  • 1. An accusation, charge, reproach, objection. 14th century
  • 2. a. The act of calling to account; esp. the act of a sentry in demanding the countersign. 14th century
b. Hunting. The opening and crying of hounds at finding the scent
  • 3. Law. a. ‘An Exception taken, against either persons or things’ (Blount); spec. an objection made to one or more of the jurymen in a trial, as in principal challenge, peremptory challenge, challenge to the array, to the polls, to the favour. Also, an exception taken to a vote, etc. 13th century
  • 4. A calling in question or disputing; the state of being called in question. 19th century
  • 5. A claim; the act of demanding as a right. In early use, often, a false claim. Obs. 14th century

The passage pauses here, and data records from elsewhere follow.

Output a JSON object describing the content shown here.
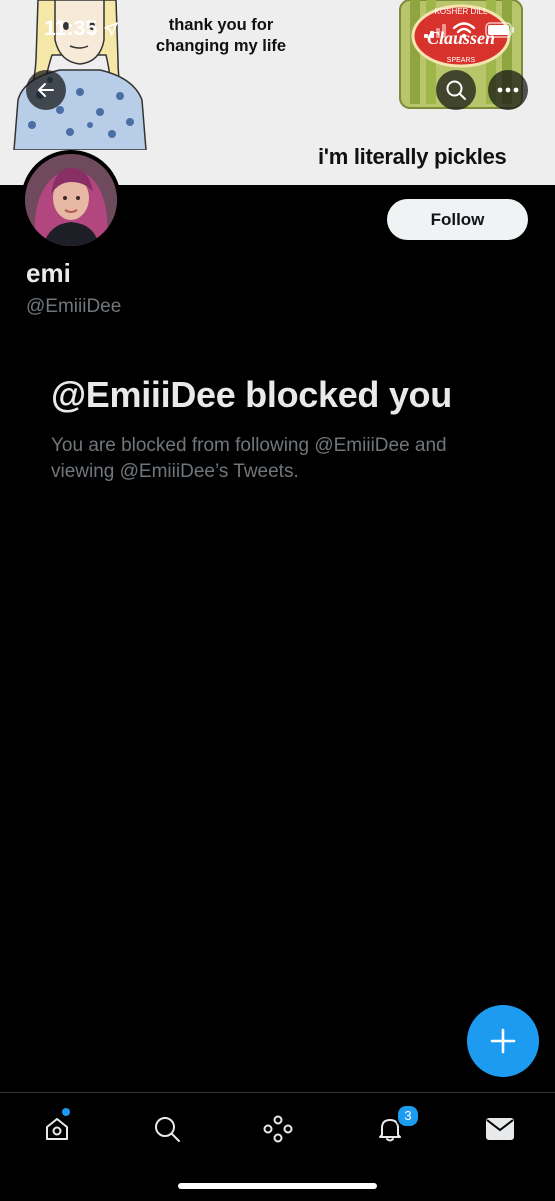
{
  "status_bar": {
    "time": "11:35"
  },
  "banner": {
    "meme_top_text": "thank you for changing my life",
    "meme_bottom_text": "i'm literally pickles",
    "jar_brand": "Claussen",
    "jar_top": "KOSHER DILL",
    "jar_sub": "SPEARS"
  },
  "profile": {
    "display_name": "emi",
    "handle": "@EmiiiDee",
    "follow_label": "Follow"
  },
  "blocked": {
    "title": "@EmiiiDee blocked you",
    "description": "You are blocked from following @EmiiiDee and viewing @EmiiiDee’s Tweets."
  },
  "bottom_nav": {
    "items": [
      {
        "name": "home",
        "icon": "home-icon"
      },
      {
        "name": "search",
        "icon": "search-icon"
      },
      {
        "name": "spaces",
        "icon": "spaces-icon"
      },
      {
        "name": "notifications",
        "icon": "bell-icon"
      },
      {
        "name": "messages",
        "icon": "envelope-icon"
      }
    ],
    "notification_count": "3"
  },
  "colors": {
    "accent": "#1d9bf0",
    "background": "#000000",
    "secondary_text": "#71767b"
  }
}
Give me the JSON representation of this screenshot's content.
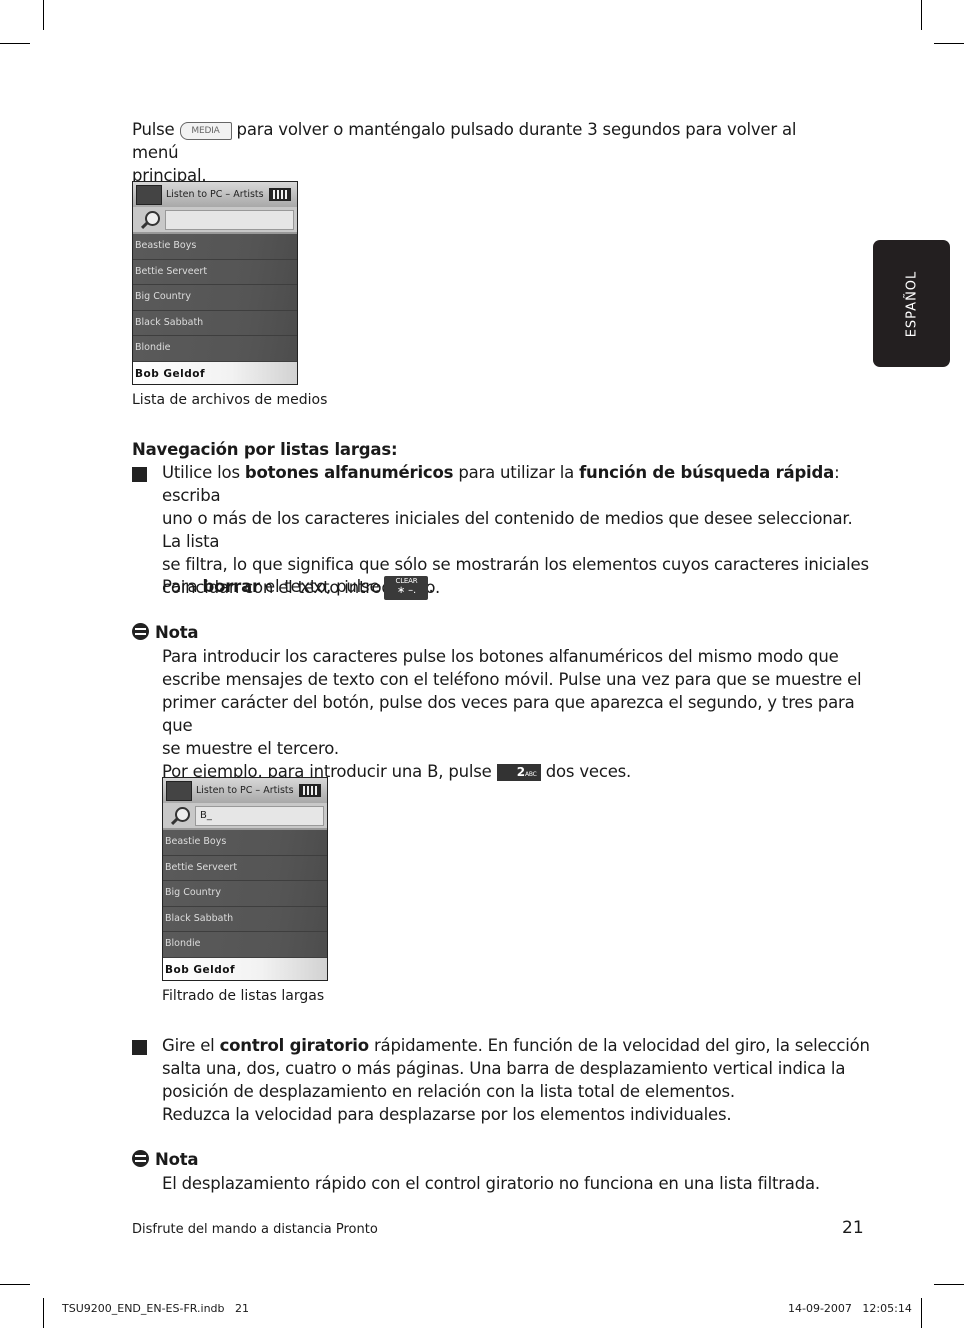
{
  "intro": {
    "before_key": "Pulse",
    "media_key": "MEDIA",
    "after_key": "para volver o manténgalo pulsado durante 3 segundos para volver al menú",
    "line2": "principal."
  },
  "language_tab": "ESPAÑOL",
  "device1": {
    "title": "Listen to PC – Artists",
    "search_value": "",
    "items": [
      "Beastie Boys",
      "Bettie Serveert",
      "Big Country",
      "Black Sabbath",
      "Blondie",
      "Bob Geldof"
    ],
    "selected": "Bob Geldof",
    "caption": "Lista de archivos de medios"
  },
  "section": {
    "heading": "Navegación por listas largas:",
    "bullet1": {
      "p1": "Utilice los ",
      "b1": "botones alfanuméricos",
      "p2": " para utilizar la ",
      "b2": "función de búsqueda rápida",
      "p3": ": escriba",
      "line2": "uno o más de los caracteres iniciales del contenido de medios que desee seleccionar. La lista",
      "line3": "se filtra, lo que significa que sólo se mostrarán los elementos cuyos caracteres iniciales",
      "line4": "coincidan con el texto introducido."
    },
    "clear": {
      "p1": "Para ",
      "b1": "borrar",
      "p2": " el texto, pulse",
      "key_label": "CLEAR",
      "key_symbol": "∗ –.",
      "end": "."
    },
    "note1": {
      "title": "Nota",
      "lines": [
        "Para introducir los caracteres pulse los botones alfanuméricos del mismo modo que",
        "escribe mensajes de texto con el teléfono móvil. Pulse una vez para que se muestre el",
        "primer carácter del botón, pulse dos veces para que aparezca el segundo, y tres para que",
        "se muestre el tercero."
      ],
      "example_before": "Por ejemplo, para introducir una B, pulse",
      "key_digit": "2",
      "key_letters": "ABC",
      "example_after": "dos veces."
    }
  },
  "device2": {
    "title": "Listen to PC – Artists",
    "search_value": "B_",
    "items": [
      "Beastie Boys",
      "Bettie Serveert",
      "Big Country",
      "Black Sabbath",
      "Blondie",
      "Bob Geldof"
    ],
    "selected": "Bob Geldof",
    "caption": "Filtrado de listas largas"
  },
  "bullet2": {
    "p1": "Gire el ",
    "b1": "control giratorio",
    "p2": " rápidamente. En función de la velocidad del giro, la selección",
    "line2": "salta una, dos, cuatro o más páginas. Una barra de desplazamiento vertical indica la",
    "line3": "posición de desplazamiento en relación con la lista total de elementos.",
    "line4": "Reduzca la velocidad para desplazarse por los elementos individuales."
  },
  "note2": {
    "title": "Nota",
    "text": "El desplazamiento rápido con el control giratorio no funciona en una lista filtrada."
  },
  "footer": {
    "left": "Disfrute del mando a distancia Pronto",
    "page_number": "21"
  },
  "slug": {
    "file": "TSU9200_END_EN-ES-FR.indb   21",
    "timestamp": "14-09-2007   12:05:14"
  }
}
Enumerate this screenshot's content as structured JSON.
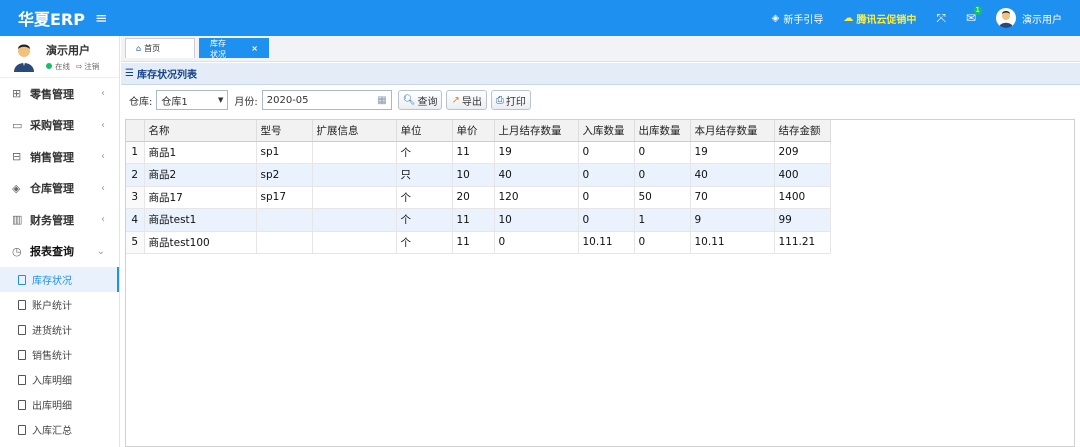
{
  "app": {
    "brand": "华夏ERP",
    "menu_icon": "hamburger-icon"
  },
  "topbar": {
    "guide": "新手引导",
    "promo": "腾讯云促销中",
    "mail_badge": "1",
    "user": "演示用户"
  },
  "user": {
    "name": "演示用户",
    "status": "在线",
    "logout": "注销"
  },
  "sidebar": {
    "menus": [
      {
        "label": "零售管理",
        "icon": "gift-icon"
      },
      {
        "label": "采购管理",
        "icon": "monitor-icon"
      },
      {
        "label": "销售管理",
        "icon": "briefcase-icon"
      },
      {
        "label": "仓库管理",
        "icon": "layers-icon"
      },
      {
        "label": "财务管理",
        "icon": "book-icon"
      },
      {
        "label": "报表查询",
        "icon": "clock-icon"
      }
    ],
    "sub_items": [
      "库存状况",
      "账户统计",
      "进货统计",
      "销售统计",
      "入库明细",
      "出库明细",
      "入库汇总"
    ]
  },
  "tabs": {
    "home": "首页",
    "current": "库存状况",
    "close": "×"
  },
  "panel": {
    "title": "库存状况列表"
  },
  "toolbar": {
    "warehouse_label": "仓库:",
    "warehouse_value": "仓库1",
    "month_label": "月份:",
    "month_value": "2020-05",
    "query": "查询",
    "export": "导出",
    "print": "打印"
  },
  "table": {
    "columns": [
      "名称",
      "型号",
      "扩展信息",
      "单位",
      "单价",
      "上月结存数量",
      "入库数量",
      "出库数量",
      "本月结存数量",
      "结存金额"
    ],
    "rows": [
      [
        "1",
        "商品1",
        "sp1",
        "",
        "个",
        "11",
        "19",
        "0",
        "0",
        "19",
        "209"
      ],
      [
        "2",
        "商品2",
        "sp2",
        "",
        "只",
        "10",
        "40",
        "0",
        "0",
        "40",
        "400"
      ],
      [
        "3",
        "商品17",
        "sp17",
        "",
        "个",
        "20",
        "120",
        "0",
        "50",
        "70",
        "1400"
      ],
      [
        "4",
        "商品test1",
        "",
        "",
        "个",
        "11",
        "10",
        "0",
        "1",
        "9",
        "99"
      ],
      [
        "5",
        "商品test100",
        "",
        "",
        "个",
        "11",
        "0",
        "10.11",
        "0",
        "10.11",
        "111.21"
      ]
    ]
  },
  "colors": {
    "primary": "#1e90ef",
    "promo": "#ffec3d",
    "online": "#19be6b"
  }
}
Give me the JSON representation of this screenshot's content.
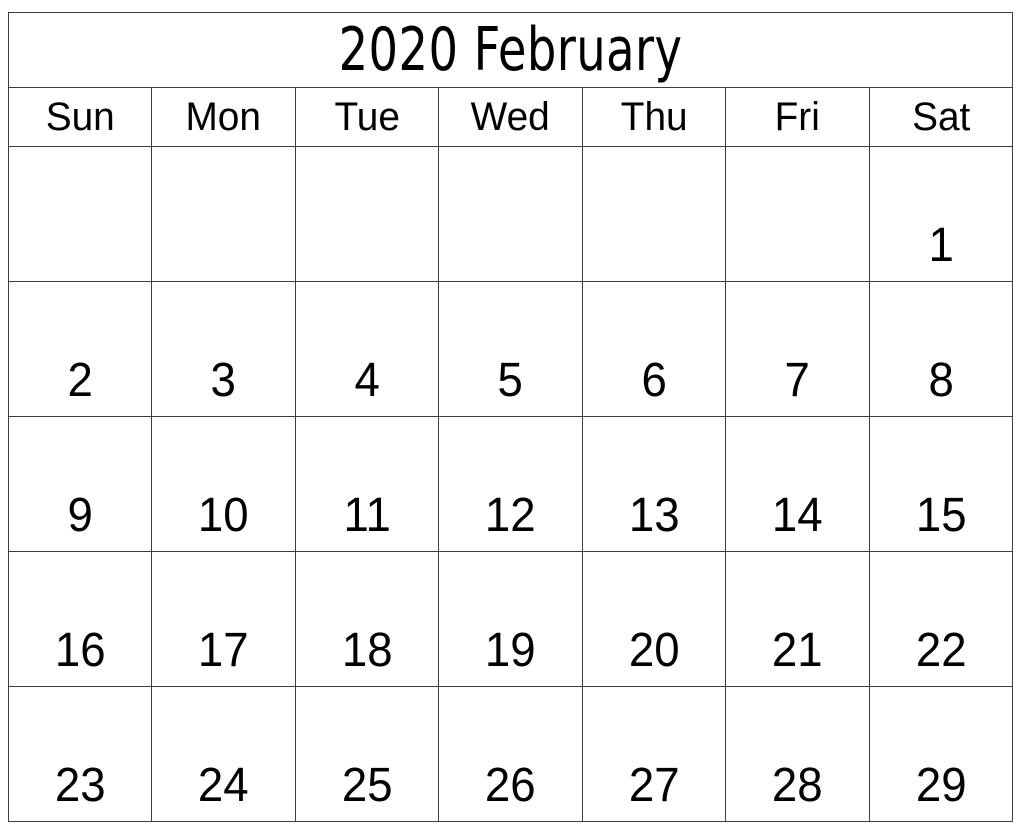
{
  "calendar": {
    "title": "2020 February",
    "year": "2020",
    "month": "February",
    "weekday_headers": [
      {
        "label": "Sun"
      },
      {
        "label": "Mon"
      },
      {
        "label": "Tue"
      },
      {
        "label": "Wed"
      },
      {
        "label": "Thu"
      },
      {
        "label": "Fri"
      },
      {
        "label": "Sat"
      }
    ],
    "weeks": [
      {
        "days": [
          {
            "date": ""
          },
          {
            "date": ""
          },
          {
            "date": ""
          },
          {
            "date": ""
          },
          {
            "date": ""
          },
          {
            "date": ""
          },
          {
            "date": "1"
          }
        ]
      },
      {
        "days": [
          {
            "date": "2"
          },
          {
            "date": "3"
          },
          {
            "date": "4"
          },
          {
            "date": "5"
          },
          {
            "date": "6"
          },
          {
            "date": "7"
          },
          {
            "date": "8"
          }
        ]
      },
      {
        "days": [
          {
            "date": "9"
          },
          {
            "date": "10"
          },
          {
            "date": "11"
          },
          {
            "date": "12"
          },
          {
            "date": "13"
          },
          {
            "date": "14"
          },
          {
            "date": "15"
          }
        ]
      },
      {
        "days": [
          {
            "date": "16"
          },
          {
            "date": "17"
          },
          {
            "date": "18"
          },
          {
            "date": "19"
          },
          {
            "date": "20"
          },
          {
            "date": "21"
          },
          {
            "date": "22"
          }
        ]
      },
      {
        "days": [
          {
            "date": "23"
          },
          {
            "date": "24"
          },
          {
            "date": "25"
          },
          {
            "date": "26"
          },
          {
            "date": "27"
          },
          {
            "date": "28"
          },
          {
            "date": "29"
          }
        ]
      }
    ],
    "colors": {
      "border": "#3d3d3d",
      "text": "#000000",
      "background": "#ffffff"
    }
  }
}
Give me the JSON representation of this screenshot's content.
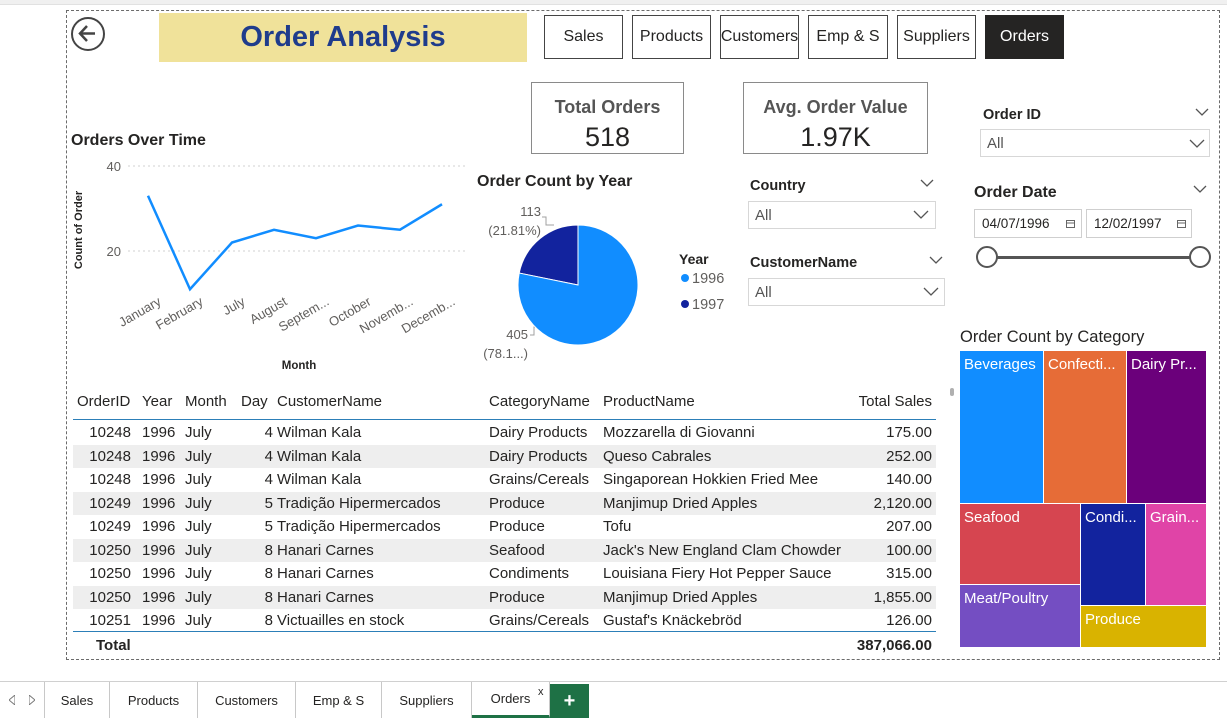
{
  "header": {
    "title": "Order Analysis",
    "title_bg": "#f0e29a",
    "title_color": "#1f3c8c",
    "nav": [
      {
        "label": "Sales",
        "active": false
      },
      {
        "label": "Products",
        "active": false
      },
      {
        "label": "Customers",
        "active": false
      },
      {
        "label": "Emp & S",
        "active": false
      },
      {
        "label": "Suppliers",
        "active": false
      },
      {
        "label": "Orders",
        "active": true
      }
    ],
    "nav_active_bg": "#252423"
  },
  "cards": {
    "total_orders": {
      "label": "Total Orders",
      "value": "518"
    },
    "avg_order_value": {
      "label": "Avg. Order Value",
      "value": "1.97K"
    }
  },
  "line_chart": {
    "title": "Orders Over Time",
    "ylabel": "Count of Order",
    "xlabel": "Month",
    "y_ticks": [
      "40",
      "20"
    ]
  },
  "pie_chart": {
    "title": "Order Count by Year",
    "legend_title": "Year",
    "label_1997": {
      "count": "113",
      "pct": "(21.81%)"
    },
    "label_1996": {
      "count": "405",
      "pct": "(78.1...)"
    }
  },
  "chart_data": [
    {
      "type": "line",
      "title": "Orders Over Time",
      "xlabel": "Month",
      "ylabel": "Count of Order",
      "categories": [
        "January",
        "February",
        "July",
        "August",
        "Septem...",
        "October",
        "Novemb...",
        "Decemb..."
      ],
      "series": [
        {
          "values": [
            33,
            11,
            22,
            25,
            23,
            26,
            25,
            31
          ]
        }
      ],
      "ylim": [
        0,
        40
      ],
      "y_ticks": [
        20,
        40
      ],
      "color": "#118dff",
      "grid": true
    },
    {
      "type": "pie",
      "title": "Order Count by Year",
      "legend_title": "Year",
      "categories": [
        "1996",
        "1997"
      ],
      "values": [
        405,
        113
      ],
      "colors": [
        "#118dff",
        "#12239e"
      ],
      "legend_position": "right"
    },
    {
      "type": "treemap",
      "title": "Order Count by Category",
      "categories": [
        "Beverages",
        "Confecti...",
        "Dairy Pr...",
        "Seafood",
        "Condi...",
        "Grain...",
        "Meat/Poultry",
        "Produce"
      ],
      "colors": [
        "#118dff",
        "#e66c37",
        "#6b007b",
        "#d64550",
        "#12239e",
        "#e044a7",
        "#744ec2",
        "#d9b300"
      ]
    }
  ],
  "slicers": {
    "order_id": {
      "title": "Order ID",
      "value": "All"
    },
    "order_date": {
      "title": "Order Date",
      "start": "04/07/1996",
      "end": "12/02/1997"
    },
    "country": {
      "title": "Country",
      "value": "All"
    },
    "customer_name": {
      "title": "CustomerName",
      "value": "All"
    }
  },
  "treemap": {
    "title": "Order Count by Category"
  },
  "table": {
    "columns": [
      "OrderID",
      "Year",
      "Month",
      "Day",
      "CustomerName",
      "CategoryName",
      "ProductName",
      "Total Sales"
    ],
    "rows": [
      [
        "10248",
        "1996",
        "July",
        "4",
        "Wilman Kala",
        "Dairy Products",
        "Mozzarella di Giovanni",
        "175.00"
      ],
      [
        "10248",
        "1996",
        "July",
        "4",
        "Wilman Kala",
        "Dairy Products",
        "Queso Cabrales",
        "252.00"
      ],
      [
        "10248",
        "1996",
        "July",
        "4",
        "Wilman Kala",
        "Grains/Cereals",
        "Singaporean Hokkien Fried Mee",
        "140.00"
      ],
      [
        "10249",
        "1996",
        "July",
        "5",
        "Tradição Hipermercados",
        "Produce",
        "Manjimup Dried Apples",
        "2,120.00"
      ],
      [
        "10249",
        "1996",
        "July",
        "5",
        "Tradição Hipermercados",
        "Produce",
        "Tofu",
        "207.00"
      ],
      [
        "10250",
        "1996",
        "July",
        "8",
        "Hanari Carnes",
        "Seafood",
        "Jack's New England Clam Chowder",
        "100.00"
      ],
      [
        "10250",
        "1996",
        "July",
        "8",
        "Hanari Carnes",
        "Condiments",
        "Louisiana Fiery Hot Pepper Sauce",
        "315.00"
      ],
      [
        "10250",
        "1996",
        "July",
        "8",
        "Hanari Carnes",
        "Produce",
        "Manjimup Dried Apples",
        "1,855.00"
      ],
      [
        "10251",
        "1996",
        "July",
        "8",
        "Victuailles en stock",
        "Grains/Cereals",
        "Gustaf's Knäckebröd",
        "126.00"
      ]
    ],
    "total_label": "Total",
    "total_value": "387,066.00",
    "header_line_color": "#2c7fb8"
  },
  "tabs": {
    "items": [
      "Sales",
      "Products",
      "Customers",
      "Emp & S",
      "Suppliers",
      "Orders"
    ],
    "active": "Orders",
    "close_glyph": "x",
    "add_glyph": "+",
    "add_bg": "#1e7145"
  }
}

  • 6. a. An invitation or summons to a trial or contest of any kind; a defiance. 14th century
b. In weakened use: a difficult or demanding task, esp. one seen as a test of one's abilities or character. 20th century
  • 7. spec. A summons to fight, esp. to single combat or duel. 16th century